Being aware of the context becomes even more crucial when we are interpreting someone else’s decision. What is an overreaction in some situations is an appropriate response in other situations and vice versa. Big risks can go unchecked and relationships built over a long time can go sour if we wrongly evaluate somebody’s decision. This can be because we were too lazy to dig deeper and understand the context in which that decision was made before we start judging it or because we misunderstood what message the other person was really trying to put across.

So remember, although it might sound obvious, context matters and it often matters more than you think!

Never regret

14 Mar

I have recently been thinking about to what extend we can influence what is happening to us, if we should do so and how we should react if things don’t go as planned. Here is what I came up with.

Let me start more generally. When making a decision, we either do what we feel is right or we think of our objectives, generate some alternatives, assess how likely they are to help us in achieving those objectives and decide accordingly. From there on, things can go either well or not so well. It is however very important to separate the decision making process and the decision itself from outcomes of that decision for we can directly influence the former but not the latter. It follows therefore, that if we took the best decision possible at the time when we had to make it, we should never regret having taken it regardless on the outcome of that decision.

Influence what you can and don’t worry about the rest

With this in mind we can see that there are certain things we can influence by the decisions we make and our actions resulting from those and certain things we cannot influence – they just happen. You can call it fate, good or bad luck or whatever is appropriate in your culture. The first important point here is that you have to accept that there are things you cannot influence and therefore you should not worry about them. You should just accept them. The trick then lies in where we draw the line.

And here comes the second point – always do the best you can. That is the the best we can with the resources available such as time, intellectual capacity, money or influence at the time. You will have to make some trade offs but if they appear to be the most sensible actions to take at the time when things are happening, then that’s exactly what they are. If things go well, perfect. If they don’t, we should learn from the past but never regret having done what we did. The dots might connect just a little bit later on.

Here is a recent example from my life. I got to a final round of interviews with BCG, a leading strategy consultancy, and I really wanted that job. I spent almost all my time in the three weeks preceding that interview preparing for it and when I was entering their offices, I felt I have prepared the best I could have. Eventually, I did not end up getting an offer from them. I could have been regretting the fact I did not get it or that I spent all that time in preparation for nothing but that would defeat the whole point. I did the best I could have done and what made most sense at the time. I had nothing to regret and was able to look forward to other opportunities. I now have two other great consulting offers and most importantly, a clear mind.
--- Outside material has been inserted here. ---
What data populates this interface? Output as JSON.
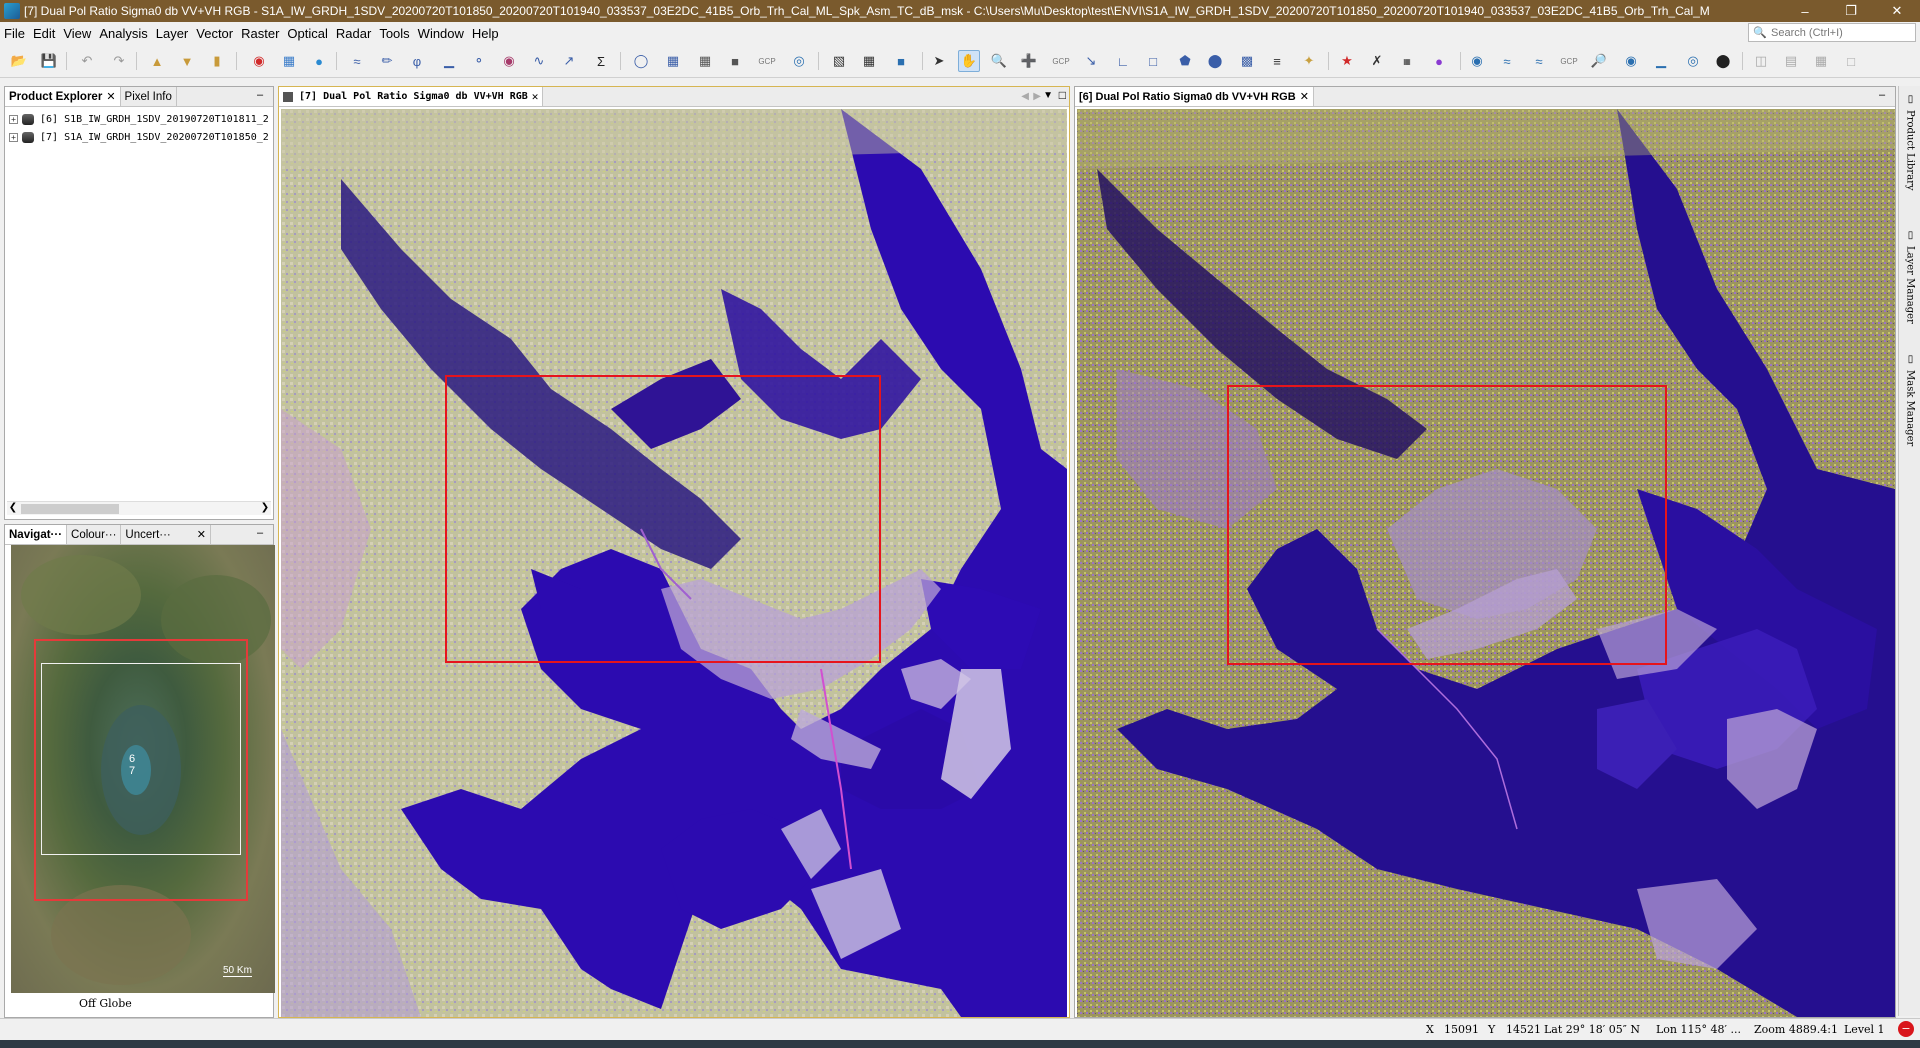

So to summarise, the key to never regretting is acting in a way so that we never have to. That is doing the best we can right now to maximise the sphere of our influence and accept that from there on, things will just happen and there is nothing we can do about it.